__Work required__:
All of the entries must be output exactly as they are.

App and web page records
☆ ☆ ☆ ☆ ☆ ☆ ☆
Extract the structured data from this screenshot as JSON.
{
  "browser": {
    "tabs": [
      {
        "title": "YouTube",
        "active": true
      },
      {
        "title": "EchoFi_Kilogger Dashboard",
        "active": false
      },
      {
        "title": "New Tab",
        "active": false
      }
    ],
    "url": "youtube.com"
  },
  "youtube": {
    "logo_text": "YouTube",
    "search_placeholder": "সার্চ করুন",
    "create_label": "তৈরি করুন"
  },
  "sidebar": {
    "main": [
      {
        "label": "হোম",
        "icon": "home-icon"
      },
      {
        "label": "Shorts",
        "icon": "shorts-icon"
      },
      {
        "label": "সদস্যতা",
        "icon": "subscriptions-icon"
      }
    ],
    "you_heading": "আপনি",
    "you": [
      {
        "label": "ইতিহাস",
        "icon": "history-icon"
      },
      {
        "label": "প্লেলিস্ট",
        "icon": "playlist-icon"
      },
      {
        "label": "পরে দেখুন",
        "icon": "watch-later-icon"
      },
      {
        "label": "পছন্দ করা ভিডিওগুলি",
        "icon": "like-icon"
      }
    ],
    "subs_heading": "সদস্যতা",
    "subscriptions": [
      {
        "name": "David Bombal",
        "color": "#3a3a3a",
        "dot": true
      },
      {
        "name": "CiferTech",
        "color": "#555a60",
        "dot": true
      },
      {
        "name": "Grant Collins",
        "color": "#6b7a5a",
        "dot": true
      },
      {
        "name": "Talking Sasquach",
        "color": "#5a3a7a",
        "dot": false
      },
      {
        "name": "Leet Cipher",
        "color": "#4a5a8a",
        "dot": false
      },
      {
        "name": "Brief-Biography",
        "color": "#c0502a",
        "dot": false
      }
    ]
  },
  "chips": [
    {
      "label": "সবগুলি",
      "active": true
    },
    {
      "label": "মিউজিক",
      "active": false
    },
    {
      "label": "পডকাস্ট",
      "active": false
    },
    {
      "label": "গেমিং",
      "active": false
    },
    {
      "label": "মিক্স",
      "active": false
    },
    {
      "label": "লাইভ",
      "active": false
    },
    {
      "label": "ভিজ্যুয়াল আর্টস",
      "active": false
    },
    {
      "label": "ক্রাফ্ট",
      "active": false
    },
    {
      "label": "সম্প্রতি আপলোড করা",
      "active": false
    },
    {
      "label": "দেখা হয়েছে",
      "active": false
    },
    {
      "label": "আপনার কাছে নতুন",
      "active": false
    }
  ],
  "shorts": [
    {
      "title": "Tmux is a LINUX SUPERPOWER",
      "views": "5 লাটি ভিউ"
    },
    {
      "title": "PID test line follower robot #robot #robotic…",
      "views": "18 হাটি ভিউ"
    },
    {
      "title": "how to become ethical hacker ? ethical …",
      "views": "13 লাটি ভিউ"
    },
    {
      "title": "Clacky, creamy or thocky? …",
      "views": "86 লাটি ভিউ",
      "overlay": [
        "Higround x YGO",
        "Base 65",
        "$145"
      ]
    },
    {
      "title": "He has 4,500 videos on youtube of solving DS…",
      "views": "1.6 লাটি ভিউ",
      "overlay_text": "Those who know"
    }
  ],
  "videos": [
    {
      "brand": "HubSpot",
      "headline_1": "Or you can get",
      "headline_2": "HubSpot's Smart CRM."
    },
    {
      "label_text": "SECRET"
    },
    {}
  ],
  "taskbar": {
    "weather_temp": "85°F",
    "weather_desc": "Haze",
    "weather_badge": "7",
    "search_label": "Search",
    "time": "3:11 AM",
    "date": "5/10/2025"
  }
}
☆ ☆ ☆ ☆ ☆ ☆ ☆
__Finished task__:
Extract the structured data from this screenshot as JSON.
{
  "browser": {
    "tabs": [
      {
        "title": "YouTube",
        "active": true
      },
      {
        "title": "EchoFi_Kilogger Dashboard",
        "active": false
      },
      {
        "title": "New Tab",
        "active": false
      }
    ],
    "url": "youtube.com"
  },
  "youtube": {
    "logo_text": "YouTube",
    "search_placeholder": "সার্চ করুন",
    "create_label": "তৈরি করুন"
  },
  "sidebar": {
    "main": [
      {
        "label": "হোম",
        "icon": "home-icon"
      },
      {
        "label": "Shorts",
        "icon": "shorts-icon"
      },
      {
        "label": "সদস্যতা",
        "icon": "subscriptions-icon"
      }
    ],
    "you_heading": "আপনি",
    "you": [
      {
        "label": "ইতিহাস",
        "icon": "history-icon"
      },
      {
        "label": "প্লেলিস্ট",
        "icon": "playlist-icon"
      },
      {
        "label": "পরে দেখুন",
        "icon": "watch-later-icon"
      },
      {
        "label": "পছন্দ করা ভিডিওগুলি",
        "icon": "like-icon"
      }
    ],
    "subs_heading": "সদস্যতা",
    "subscriptions": [
      {
        "name": "David Bombal",
        "color": "#3a3a3a",
        "dot": true
      },
      {
        "name": "CiferTech",
        "color": "#555a60",
        "dot": true
      },
      {
        "name": "Grant Collins",
        "color": "#6b7a5a",
        "dot": true
      },
      {
        "name": "Talking Sasquach",
        "color": "#5a3a7a",
        "dot": false
      },
      {
        "name": "Leet Cipher",
        "color": "#4a5a8a",
        "dot": false
      },
      {
        "name": "Brief-Biography",
        "color": "#c0502a",
        "dot": false
      }
    ]
  },
  "chips": [
    {
      "label": "সবগুলি",
      "active": true
    },
    {
      "label": "মিউজিক",
      "active": false
    },
    {
      "label": "পডকাস্ট",
      "active": false
    },
    {
      "label": "গেমিং",
      "active": false
    },
    {
      "label": "মিক্স",
      "active": false
    },
    {
      "label": "লাইভ",
      "active": false
    },
    {
      "label": "ভিজ্যুয়াল আর্টস",
      "active": false
    },
    {
      "label": "ক্রাফ্ট",
      "active": false
    },
    {
      "label": "সম্প্রতি আপলোড করা",
      "active": false
    },
    {
      "label": "দেখা হয়েছে",
      "active": false
    },
    {
      "label": "আপনার কাছে নতুন",
      "active": false
    }
  ],
  "shorts": [
    {
      "title": "Tmux is a LINUX SUPERPOWER",
      "views": "5 লাটি ভিউ"
    },
    {
      "title": "PID test line follower robot #robot #robotic…",
      "views": "18 হাটি ভিউ"
    },
    {
      "title": "how to become ethical hacker ? ethical …",
      "views": "13 লাটি ভিউ"
    },
    {
      "title": "Clacky, creamy or thocky? …",
      "views": "86 লাটি ভিউ",
      "overlay": [
        "Higround x YGO",
        "Base 65",
        "$145"
      ]
    },
    {
      "title": "He has 4,500 videos on youtube of solving DS…",
      "views": "1.6 লাটি ভিউ",
      "overlay_text": "Those who know"
    }
  ],
  "videos": [
    {
      "brand": "HubSpot",
      "headline_1": "Or you can get",
      "headline_2": "HubSpot's Smart CRM."
    },
    {
      "label_text": "SECRET"
    },
    {}
  ],
  "taskbar": {
    "weather_temp": "85°F",
    "weather_desc": "Haze",
    "weather_badge": "7",
    "search_label": "Search",
    "time": "3:11 AM",
    "date": "5/10/2025"
  }
}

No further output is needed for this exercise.